KABUL, Afghanistan (CNN) -- Two coalition U.S. soldiers were killed along with three Afghans, including a police official, while trying to disable a roadside bomb in southern Afghanistan Sunday, the U.S. military said.
Afghan police destroy poppy fields in Helmand province.
The explosion was under investigation, the military said.
The soldiers were part of a convoy of coalition troops accompanying Gulab Mangal, the governor of Helmand province, to a village where he intended to talk to residents about alternatives to opium farming.
The convoy came upon two bombs stacked on top of each other, said local journalist Abdul Tawab Qureshi.
When the soldiers tried to disable the bombs, the second one went off, added Qureshi, saying the blast killed the police chief of the province's Nad Ali district, Mohammed Nader; a police officer; and a translator.
Over the years, opium and heroin -- both derivatives of the poppy -- have served as a major source of revenue for the insurgency, most notably the Taliban movement that once ruled Afghanistan.

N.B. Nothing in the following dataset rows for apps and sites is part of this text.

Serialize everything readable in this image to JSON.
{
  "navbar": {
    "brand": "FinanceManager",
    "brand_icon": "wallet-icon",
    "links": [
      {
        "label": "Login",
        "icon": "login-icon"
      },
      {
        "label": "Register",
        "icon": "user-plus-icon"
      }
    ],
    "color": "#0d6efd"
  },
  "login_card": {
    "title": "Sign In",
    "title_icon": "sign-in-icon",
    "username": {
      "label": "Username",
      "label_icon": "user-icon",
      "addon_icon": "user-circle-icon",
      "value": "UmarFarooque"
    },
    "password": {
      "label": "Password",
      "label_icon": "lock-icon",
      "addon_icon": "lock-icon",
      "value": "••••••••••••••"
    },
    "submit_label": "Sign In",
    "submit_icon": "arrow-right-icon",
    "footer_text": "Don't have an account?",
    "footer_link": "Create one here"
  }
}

Though southern Afghanistan still provides about two-thirds of the world's opium and heroin, poppy cultivation has dropped by 20 percent -- to the lowest level since 2006.
CNN's Atia Abawi contributed to this report.